#### MATERIAL FOR THIS TASK

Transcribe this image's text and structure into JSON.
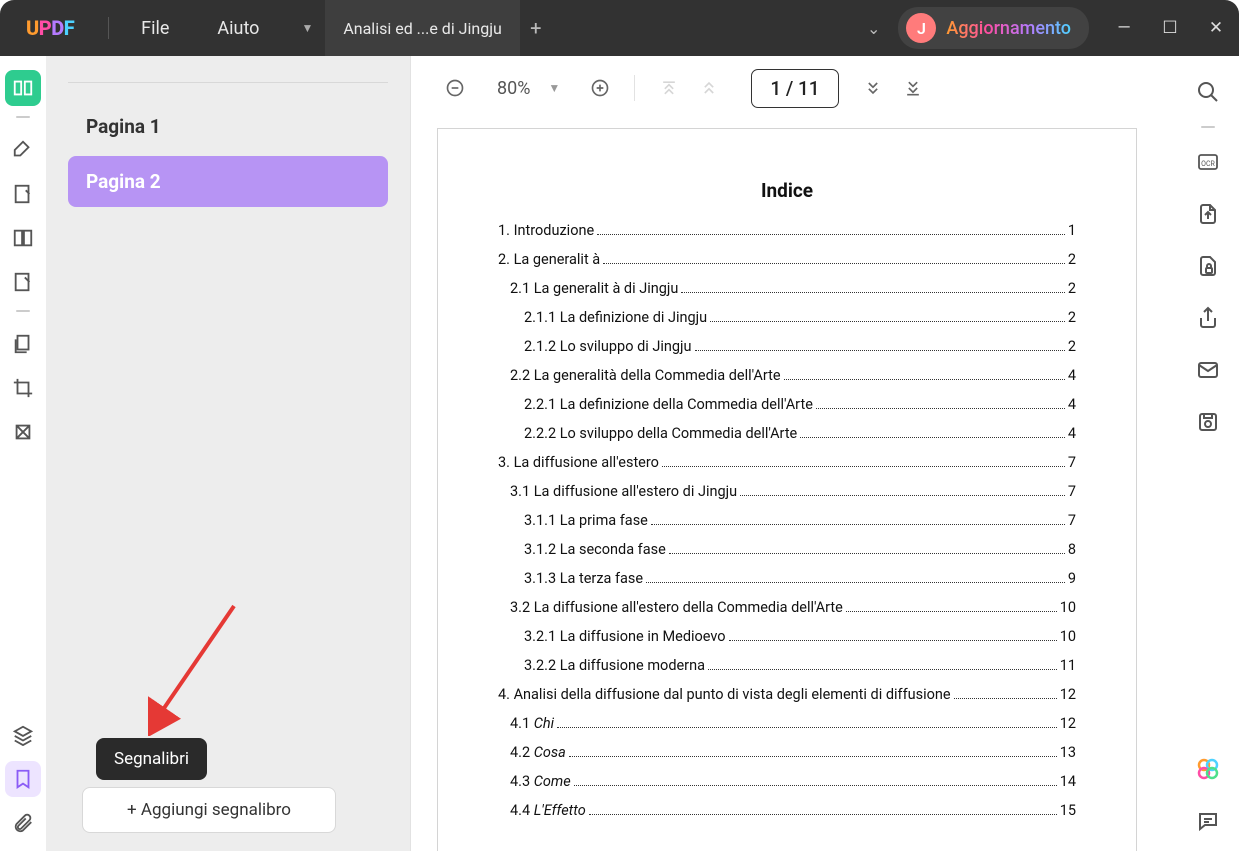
{
  "titlebar": {
    "file_menu": "File",
    "help_menu": "Aiuto",
    "tab_title": "Analisi ed ...e di Jingju",
    "update_initial": "J",
    "update_label": "Aggiornamento"
  },
  "bookmarks": {
    "items": [
      {
        "label": "Pagina 1"
      },
      {
        "label": "Pagina 2"
      }
    ],
    "add_label": "+ Aggiungi segnalibro",
    "tooltip": "Segnalibri"
  },
  "toolbar": {
    "zoom": "80%",
    "page_display": "1 / 11"
  },
  "toc": {
    "title": "Indice",
    "lines": [
      {
        "lvl": 0,
        "text": "1. Introduzione",
        "pg": "1"
      },
      {
        "lvl": 0,
        "text": "2. La generalit à",
        "pg": "2"
      },
      {
        "lvl": 1,
        "text": "2.1 La generalit à di Jingju",
        "pg": "2"
      },
      {
        "lvl": 2,
        "text": "2.1.1 La definizione di Jingju",
        "pg": "2"
      },
      {
        "lvl": 2,
        "text": "2.1.2 Lo sviluppo di Jingju",
        "pg": "2"
      },
      {
        "lvl": 1,
        "text": "2.2 La generalità della Commedia dell'Arte",
        "pg": "4"
      },
      {
        "lvl": 2,
        "text": "2.2.1 La definizione della Commedia dell'Arte",
        "pg": "4"
      },
      {
        "lvl": 2,
        "text": "2.2.2 Lo sviluppo della Commedia dell'Arte",
        "pg": "4"
      },
      {
        "lvl": 0,
        "text": "3. La diffusione all'estero",
        "pg": "7"
      },
      {
        "lvl": 1,
        "text": "3.1 La diffusione all'estero di Jingju",
        "pg": "7"
      },
      {
        "lvl": 2,
        "text": "3.1.1 La prima fase",
        "pg": "7"
      },
      {
        "lvl": 2,
        "text": "3.1.2 La seconda fase",
        "pg": "8"
      },
      {
        "lvl": 2,
        "text": "3.1.3 La terza fase",
        "pg": "9"
      },
      {
        "lvl": 1,
        "text": "3.2 La diffusione all'estero della Commedia dell'Arte",
        "pg": "10"
      },
      {
        "lvl": 2,
        "text": "3.2.1 La diffusione in Medioevo",
        "pg": "10"
      },
      {
        "lvl": 2,
        "text": "3.2.2 La diffusione moderna",
        "pg": "11"
      },
      {
        "lvl": 0,
        "text": "4. Analisi della diffusione dal punto di vista degli elementi di diffusione",
        "pg": "12"
      },
      {
        "lvl": 1,
        "text": "4.1 Chi",
        "italic": true,
        "pg": "12"
      },
      {
        "lvl": 1,
        "text": "4.2 Cosa",
        "italic": true,
        "pg": "13"
      },
      {
        "lvl": 1,
        "text": "4.3 Come",
        "italic": true,
        "pg": "14"
      },
      {
        "lvl": 1,
        "text": "4.4 L'Effetto",
        "italic": true,
        "pg": "15"
      }
    ]
  }
}
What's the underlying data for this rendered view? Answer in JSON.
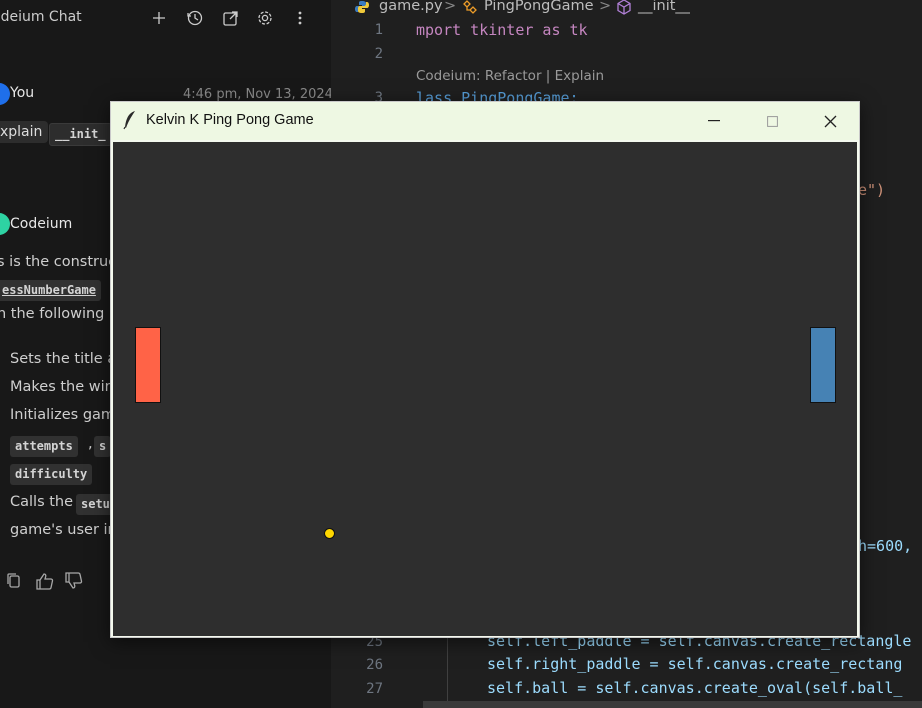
{
  "chat": {
    "title": "odeium Chat",
    "toolbar_icons": [
      "plus-icon",
      "history-icon",
      "open-external-icon",
      "gear-icon",
      "more-vertical-icon"
    ],
    "user": {
      "name": "You",
      "time": "4:46 pm, Nov 13, 2024",
      "chips": [
        "xplain",
        "__init_"
      ]
    },
    "assistant": {
      "name": "Codeium",
      "lines": [
        "s is the construc",
        "n the following"
      ],
      "code_refs": [
        "essNumberGame",
        "attempts",
        "s",
        "difficulty",
        "setu"
      ],
      "bullets": [
        "Sets the title a",
        "Makes the wir",
        "Initializes gam",
        "Calls the",
        "game's user ir"
      ],
      "separator": ","
    },
    "feedback_icons": [
      "copy-icon",
      "thumbs-up-icon",
      "thumbs-down-icon"
    ]
  },
  "editor": {
    "breadcrumb": {
      "file": "game.py",
      "class": "PingPongGame",
      "method": "__init__",
      "sep": ">"
    },
    "codelens": "Codeium: Refactor | Explain",
    "lines": [
      {
        "n": "1",
        "code": "mport tkinter as tk"
      },
      {
        "n": "2",
        "code": ""
      },
      {
        "n": "3",
        "code": "lass PingPongGame:"
      },
      {
        "n": "25",
        "code": "self.left_paddle = self.canvas.create_rectangle"
      },
      {
        "n": "26",
        "code": "self.right_paddle = self.canvas.create_rectang"
      },
      {
        "n": "27",
        "code": "self.ball = self.canvas.create_oval(self.ball_"
      }
    ],
    "fragments": {
      "frag1": "e\")",
      "frag2": "h=600,"
    }
  },
  "tk": {
    "title": "Kelvin K Ping Pong Game",
    "canvas_bg": "#2e2e2e",
    "left_paddle_color": "#ff6347",
    "right_paddle_color": "#4682b4",
    "ball_color": "#ffd700"
  }
}
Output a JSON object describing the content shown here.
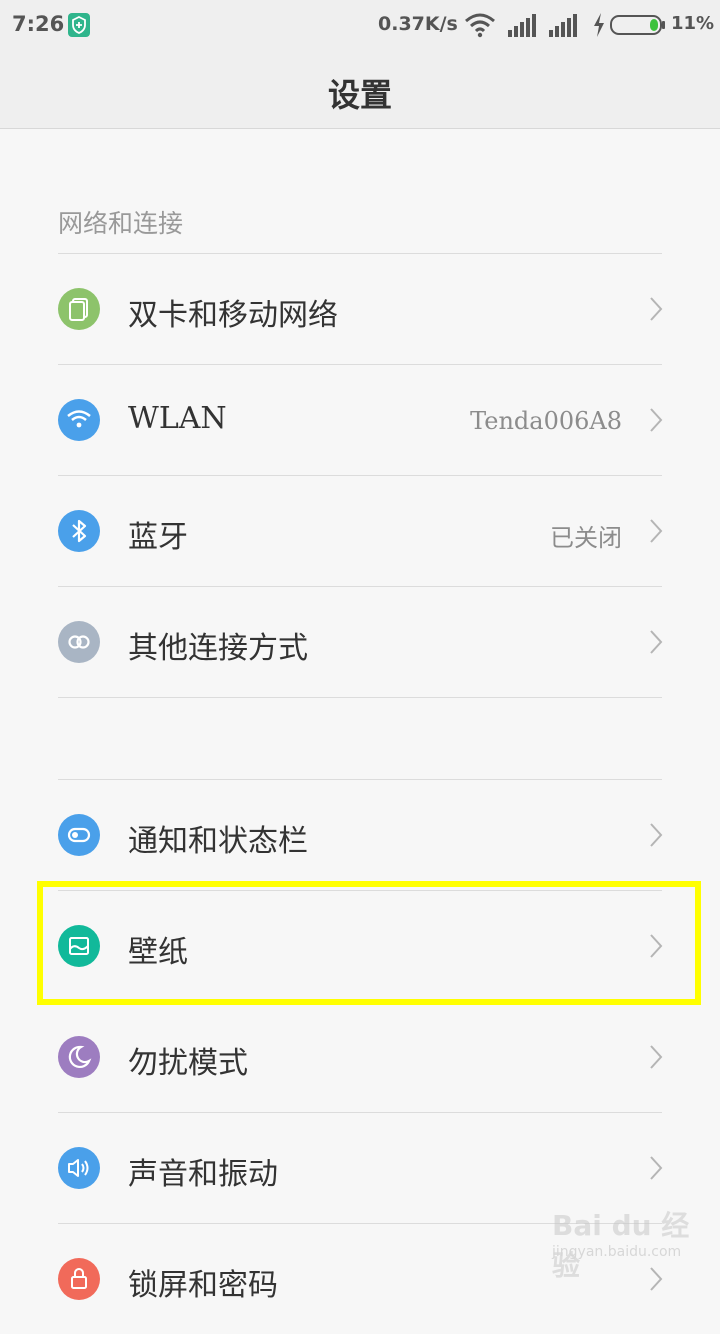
{
  "status_bar": {
    "time": "7:26",
    "net_speed": "0.37K/s",
    "battery_pct": "11%",
    "battery_level": 0.11
  },
  "header": {
    "title": "设置"
  },
  "sections": {
    "network_title": "网络和连接"
  },
  "rows": {
    "sim": {
      "label": "双卡和移动网络",
      "icon": "sim-card-icon",
      "color": "#8dc36b"
    },
    "wlan": {
      "label": "WLAN",
      "value": "Tenda006A8",
      "icon": "wifi-icon",
      "color": "#4aa0ea"
    },
    "bluetooth": {
      "label": "蓝牙",
      "value": "已关闭",
      "icon": "bluetooth-icon",
      "color": "#4aa0ea"
    },
    "other": {
      "label": "其他连接方式",
      "icon": "link-icon",
      "color": "#a9b5c4"
    },
    "notify": {
      "label": "通知和状态栏",
      "icon": "toggle-icon",
      "color": "#4aa0ea"
    },
    "wallpaper": {
      "label": "壁纸",
      "icon": "wallpaper-icon",
      "color": "#11b99a"
    },
    "dnd": {
      "label": "勿扰模式",
      "icon": "moon-icon",
      "color": "#9d7dc0"
    },
    "sound": {
      "label": "声音和振动",
      "icon": "speaker-icon",
      "color": "#4aa0ea"
    },
    "lock": {
      "label": "锁屏和密码",
      "icon": "lock-icon",
      "color": "#f16a5a"
    }
  },
  "watermark": {
    "logo": "Bai du 经验",
    "sub": "jingyan.baidu.com"
  },
  "highlight_color": "#ffff00"
}
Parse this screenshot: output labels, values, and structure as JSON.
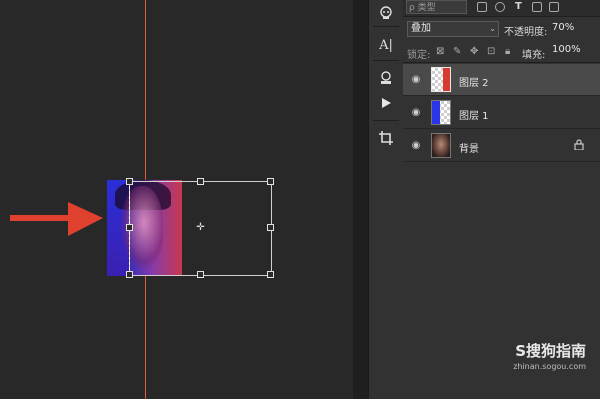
{
  "canvas": {
    "guide_color": "#e05a3e",
    "arrow_color": "#e0402e"
  },
  "toolstrip": {
    "tools": [
      {
        "name": "alien-icon",
        "glyph": "☻"
      },
      {
        "name": "type-panel-icon",
        "glyph": "A|"
      },
      {
        "name": "info-icon",
        "glyph": "⊞"
      },
      {
        "name": "play-icon",
        "glyph": "▶"
      },
      {
        "name": "crop-icon",
        "glyph": "⌗"
      }
    ]
  },
  "layers_panel": {
    "search_placeholder": "ρ 类型",
    "blend_mode": "叠加",
    "opacity_label": "不透明度:",
    "opacity_value": "70%",
    "lock_label": "锁定:",
    "fill_label": "填充:",
    "fill_value": "100%",
    "layers": [
      {
        "name": "图层 2",
        "selected": true,
        "thumb": "red-half",
        "locked": false
      },
      {
        "name": "图层 1",
        "selected": false,
        "thumb": "blue-half",
        "locked": false
      },
      {
        "name": "背景",
        "selected": false,
        "thumb": "portrait",
        "locked": true
      }
    ]
  },
  "watermark": {
    "main": "S搜狗指南",
    "sub": "zhinan.sogou.com"
  }
}
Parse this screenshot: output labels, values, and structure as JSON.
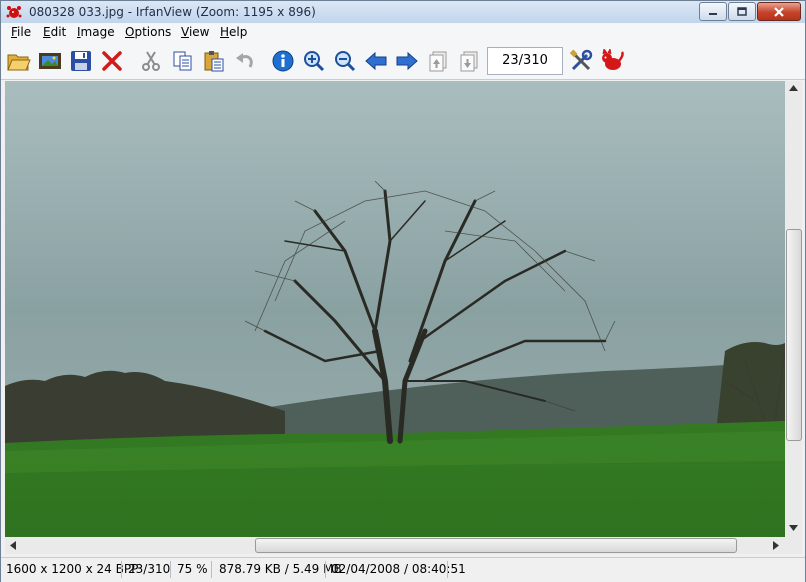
{
  "window": {
    "title": "080328 033.jpg - IrfanView (Zoom: 1195 x 896)"
  },
  "menu": {
    "items": [
      {
        "key": "F",
        "rest": "ile"
      },
      {
        "key": "E",
        "rest": "dit"
      },
      {
        "key": "I",
        "rest": "mage"
      },
      {
        "key": "O",
        "rest": "ptions"
      },
      {
        "key": "V",
        "rest": "iew"
      },
      {
        "key": "H",
        "rest": "elp"
      }
    ]
  },
  "toolbar": {
    "icons": [
      "open-folder-icon",
      "slideshow-icon",
      "save-icon",
      "delete-icon",
      "cut-icon",
      "copy-icon",
      "paste-icon",
      "undo-icon",
      "info-icon",
      "zoom-in-icon",
      "zoom-out-icon",
      "previous-arrow-icon",
      "next-arrow-icon",
      "first-page-icon",
      "last-page-icon",
      "settings-tools-icon",
      "irfanview-cat-icon"
    ],
    "counter": "23/310"
  },
  "status": {
    "dimensions": "1600 x 1200 x 24 BPP",
    "position": "23/310",
    "zoom": "75 %",
    "filesize": "878.79 KB / 5.49 MB",
    "datetime": "02/04/2008 / 08:40:51"
  },
  "colors": {
    "sky": "#9fb3b3",
    "grass": "#3f8a2a",
    "treeline": "#2e3a34",
    "close_button": "#c5432a"
  }
}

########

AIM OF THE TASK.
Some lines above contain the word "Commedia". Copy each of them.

SOLUTION FOR THIS PROBLEM.
        "text": "2.2 La generalità della Commedia dell'Arte",
        "text": "2.2.1 La definizione della Commedia dell'Arte",
        "text": "2.2.2 Lo sviluppo della Commedia dell'Arte",
        "text": "3.2 La diffusione all'estero della Commedia dell'Arte",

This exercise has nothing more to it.